(Items from a data source)
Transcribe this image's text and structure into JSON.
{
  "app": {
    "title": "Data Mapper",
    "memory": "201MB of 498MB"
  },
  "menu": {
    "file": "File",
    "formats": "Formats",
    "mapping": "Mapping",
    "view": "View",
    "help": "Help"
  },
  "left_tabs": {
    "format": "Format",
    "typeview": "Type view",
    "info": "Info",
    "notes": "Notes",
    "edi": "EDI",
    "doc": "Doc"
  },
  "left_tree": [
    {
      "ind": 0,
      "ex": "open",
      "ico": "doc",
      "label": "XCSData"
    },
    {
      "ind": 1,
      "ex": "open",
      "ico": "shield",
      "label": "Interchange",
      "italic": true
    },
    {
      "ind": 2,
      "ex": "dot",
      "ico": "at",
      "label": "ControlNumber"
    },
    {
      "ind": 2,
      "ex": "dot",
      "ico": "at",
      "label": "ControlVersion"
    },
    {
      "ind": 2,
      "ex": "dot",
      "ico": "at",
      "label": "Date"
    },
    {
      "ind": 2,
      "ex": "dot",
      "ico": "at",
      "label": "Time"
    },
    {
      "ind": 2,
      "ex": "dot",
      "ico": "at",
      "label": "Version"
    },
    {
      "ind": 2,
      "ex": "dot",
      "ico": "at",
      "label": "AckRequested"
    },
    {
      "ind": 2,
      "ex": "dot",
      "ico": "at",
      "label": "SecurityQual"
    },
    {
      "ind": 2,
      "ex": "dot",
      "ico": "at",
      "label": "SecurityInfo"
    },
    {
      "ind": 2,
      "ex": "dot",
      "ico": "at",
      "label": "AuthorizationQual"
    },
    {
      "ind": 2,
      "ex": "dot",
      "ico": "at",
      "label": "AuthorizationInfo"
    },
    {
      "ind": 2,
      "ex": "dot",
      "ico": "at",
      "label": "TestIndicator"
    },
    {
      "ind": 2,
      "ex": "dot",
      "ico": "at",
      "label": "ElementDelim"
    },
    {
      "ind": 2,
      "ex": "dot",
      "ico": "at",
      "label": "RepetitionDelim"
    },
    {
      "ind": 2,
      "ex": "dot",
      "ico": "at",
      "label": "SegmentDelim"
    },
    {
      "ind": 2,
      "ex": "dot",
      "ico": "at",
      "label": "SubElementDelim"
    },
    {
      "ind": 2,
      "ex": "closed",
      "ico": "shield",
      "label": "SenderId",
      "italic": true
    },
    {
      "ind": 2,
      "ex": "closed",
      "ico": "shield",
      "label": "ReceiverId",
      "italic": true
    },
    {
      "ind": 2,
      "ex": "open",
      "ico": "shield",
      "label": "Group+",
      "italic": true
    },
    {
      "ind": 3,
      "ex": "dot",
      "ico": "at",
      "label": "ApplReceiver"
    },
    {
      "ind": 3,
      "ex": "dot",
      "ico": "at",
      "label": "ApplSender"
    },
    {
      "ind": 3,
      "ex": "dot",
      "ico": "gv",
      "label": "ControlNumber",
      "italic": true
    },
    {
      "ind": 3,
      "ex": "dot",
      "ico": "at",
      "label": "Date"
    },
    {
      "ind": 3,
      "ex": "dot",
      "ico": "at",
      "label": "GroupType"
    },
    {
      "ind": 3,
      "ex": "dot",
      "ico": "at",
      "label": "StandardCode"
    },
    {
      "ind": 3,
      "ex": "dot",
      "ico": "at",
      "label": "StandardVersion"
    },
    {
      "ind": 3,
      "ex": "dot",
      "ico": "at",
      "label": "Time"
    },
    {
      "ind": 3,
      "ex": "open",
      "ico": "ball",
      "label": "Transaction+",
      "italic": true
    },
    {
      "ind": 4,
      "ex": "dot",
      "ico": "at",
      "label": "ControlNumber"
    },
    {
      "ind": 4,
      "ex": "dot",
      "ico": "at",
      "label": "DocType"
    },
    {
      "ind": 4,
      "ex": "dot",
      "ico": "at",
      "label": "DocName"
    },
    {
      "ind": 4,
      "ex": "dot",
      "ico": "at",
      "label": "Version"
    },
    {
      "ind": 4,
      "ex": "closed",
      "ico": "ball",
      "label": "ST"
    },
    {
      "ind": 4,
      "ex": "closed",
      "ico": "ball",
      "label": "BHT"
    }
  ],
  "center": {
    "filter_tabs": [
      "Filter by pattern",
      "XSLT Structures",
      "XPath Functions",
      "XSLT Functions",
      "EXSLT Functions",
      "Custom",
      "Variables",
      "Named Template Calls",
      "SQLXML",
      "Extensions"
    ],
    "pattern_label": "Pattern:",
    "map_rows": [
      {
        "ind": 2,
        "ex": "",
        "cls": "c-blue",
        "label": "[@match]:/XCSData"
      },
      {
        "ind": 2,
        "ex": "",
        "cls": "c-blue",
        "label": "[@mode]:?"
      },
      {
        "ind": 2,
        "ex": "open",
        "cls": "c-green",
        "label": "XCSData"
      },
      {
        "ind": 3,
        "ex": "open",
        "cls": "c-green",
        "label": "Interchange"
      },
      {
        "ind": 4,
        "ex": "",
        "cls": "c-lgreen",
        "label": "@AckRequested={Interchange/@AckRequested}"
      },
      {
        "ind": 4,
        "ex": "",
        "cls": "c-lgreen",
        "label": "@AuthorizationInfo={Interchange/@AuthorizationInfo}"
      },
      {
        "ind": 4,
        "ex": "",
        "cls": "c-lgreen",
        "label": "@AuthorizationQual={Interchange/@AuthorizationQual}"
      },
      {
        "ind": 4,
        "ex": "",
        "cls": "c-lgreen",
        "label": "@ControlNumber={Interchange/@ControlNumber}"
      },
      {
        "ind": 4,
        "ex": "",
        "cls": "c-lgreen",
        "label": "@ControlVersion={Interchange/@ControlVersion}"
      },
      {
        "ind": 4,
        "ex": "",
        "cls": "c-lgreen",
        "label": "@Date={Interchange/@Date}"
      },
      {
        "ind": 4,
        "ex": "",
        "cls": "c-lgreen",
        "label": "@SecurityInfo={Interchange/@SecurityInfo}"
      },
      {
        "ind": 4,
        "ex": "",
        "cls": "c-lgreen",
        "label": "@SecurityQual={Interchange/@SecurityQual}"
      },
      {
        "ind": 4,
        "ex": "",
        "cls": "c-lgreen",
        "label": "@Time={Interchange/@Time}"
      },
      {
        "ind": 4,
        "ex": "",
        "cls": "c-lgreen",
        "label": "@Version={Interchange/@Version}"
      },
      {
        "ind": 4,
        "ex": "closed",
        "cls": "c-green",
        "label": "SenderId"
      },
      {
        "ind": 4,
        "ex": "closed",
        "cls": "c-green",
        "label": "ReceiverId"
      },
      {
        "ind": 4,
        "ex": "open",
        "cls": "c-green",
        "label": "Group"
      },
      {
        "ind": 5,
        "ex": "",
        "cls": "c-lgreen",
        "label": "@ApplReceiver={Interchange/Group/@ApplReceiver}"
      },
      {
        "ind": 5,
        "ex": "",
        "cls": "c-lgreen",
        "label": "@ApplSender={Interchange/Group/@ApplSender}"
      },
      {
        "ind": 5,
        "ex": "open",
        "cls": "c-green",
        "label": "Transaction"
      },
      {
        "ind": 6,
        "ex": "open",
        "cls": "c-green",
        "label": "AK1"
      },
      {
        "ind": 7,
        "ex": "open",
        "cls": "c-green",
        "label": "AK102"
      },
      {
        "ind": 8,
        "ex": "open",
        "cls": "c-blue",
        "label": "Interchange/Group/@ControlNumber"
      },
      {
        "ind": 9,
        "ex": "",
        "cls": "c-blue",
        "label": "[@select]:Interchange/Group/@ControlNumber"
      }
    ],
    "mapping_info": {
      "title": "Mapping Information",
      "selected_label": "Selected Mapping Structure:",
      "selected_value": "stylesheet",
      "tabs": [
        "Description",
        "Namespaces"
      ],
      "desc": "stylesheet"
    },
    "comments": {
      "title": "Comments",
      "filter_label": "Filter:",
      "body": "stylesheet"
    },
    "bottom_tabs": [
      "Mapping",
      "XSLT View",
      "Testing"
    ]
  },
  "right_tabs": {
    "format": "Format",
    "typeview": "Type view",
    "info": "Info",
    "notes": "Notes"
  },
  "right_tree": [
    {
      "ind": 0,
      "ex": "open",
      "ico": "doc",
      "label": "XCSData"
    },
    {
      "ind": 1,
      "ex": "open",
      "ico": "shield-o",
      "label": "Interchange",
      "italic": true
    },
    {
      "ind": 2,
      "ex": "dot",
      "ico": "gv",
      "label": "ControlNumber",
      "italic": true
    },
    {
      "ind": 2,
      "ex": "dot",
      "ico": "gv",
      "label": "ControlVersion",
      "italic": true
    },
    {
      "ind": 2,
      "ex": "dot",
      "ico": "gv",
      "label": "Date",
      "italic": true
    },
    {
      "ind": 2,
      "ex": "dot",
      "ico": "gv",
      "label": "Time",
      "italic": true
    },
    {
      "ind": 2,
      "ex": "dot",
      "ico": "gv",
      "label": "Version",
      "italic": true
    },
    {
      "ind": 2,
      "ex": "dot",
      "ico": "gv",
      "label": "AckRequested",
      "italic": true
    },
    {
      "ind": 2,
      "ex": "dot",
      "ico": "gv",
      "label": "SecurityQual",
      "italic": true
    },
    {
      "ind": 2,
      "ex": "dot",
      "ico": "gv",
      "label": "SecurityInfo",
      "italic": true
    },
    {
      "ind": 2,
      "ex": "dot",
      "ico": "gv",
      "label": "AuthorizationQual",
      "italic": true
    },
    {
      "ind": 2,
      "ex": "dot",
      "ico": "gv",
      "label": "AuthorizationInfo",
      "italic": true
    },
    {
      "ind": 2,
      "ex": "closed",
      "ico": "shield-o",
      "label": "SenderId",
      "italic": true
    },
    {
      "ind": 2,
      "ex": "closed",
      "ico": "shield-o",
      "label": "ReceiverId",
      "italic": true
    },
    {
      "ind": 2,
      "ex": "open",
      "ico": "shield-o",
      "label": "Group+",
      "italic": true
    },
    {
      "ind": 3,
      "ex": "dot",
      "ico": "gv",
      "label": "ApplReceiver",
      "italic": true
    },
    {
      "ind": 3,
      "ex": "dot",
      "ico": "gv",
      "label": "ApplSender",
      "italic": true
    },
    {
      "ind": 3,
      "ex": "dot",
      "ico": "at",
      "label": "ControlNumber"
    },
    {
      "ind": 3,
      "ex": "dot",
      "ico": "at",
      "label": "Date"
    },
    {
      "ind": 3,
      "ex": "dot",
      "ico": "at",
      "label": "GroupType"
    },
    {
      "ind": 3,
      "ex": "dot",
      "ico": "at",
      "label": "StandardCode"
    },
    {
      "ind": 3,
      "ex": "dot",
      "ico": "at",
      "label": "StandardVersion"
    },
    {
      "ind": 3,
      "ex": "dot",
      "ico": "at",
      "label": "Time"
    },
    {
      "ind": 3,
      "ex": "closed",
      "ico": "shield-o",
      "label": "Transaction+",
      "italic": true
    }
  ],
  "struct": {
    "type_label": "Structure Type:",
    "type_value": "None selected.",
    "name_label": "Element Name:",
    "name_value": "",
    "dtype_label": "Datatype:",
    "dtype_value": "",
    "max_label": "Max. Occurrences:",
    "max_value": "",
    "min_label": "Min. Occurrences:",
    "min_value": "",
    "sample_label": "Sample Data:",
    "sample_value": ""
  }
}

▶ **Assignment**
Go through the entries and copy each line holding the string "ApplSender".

▶ **Task output**
      "label": "ApplSender"
        "label": "@ApplSender={Interchange/Group/@ApplSender}"
      "label": "ApplSender",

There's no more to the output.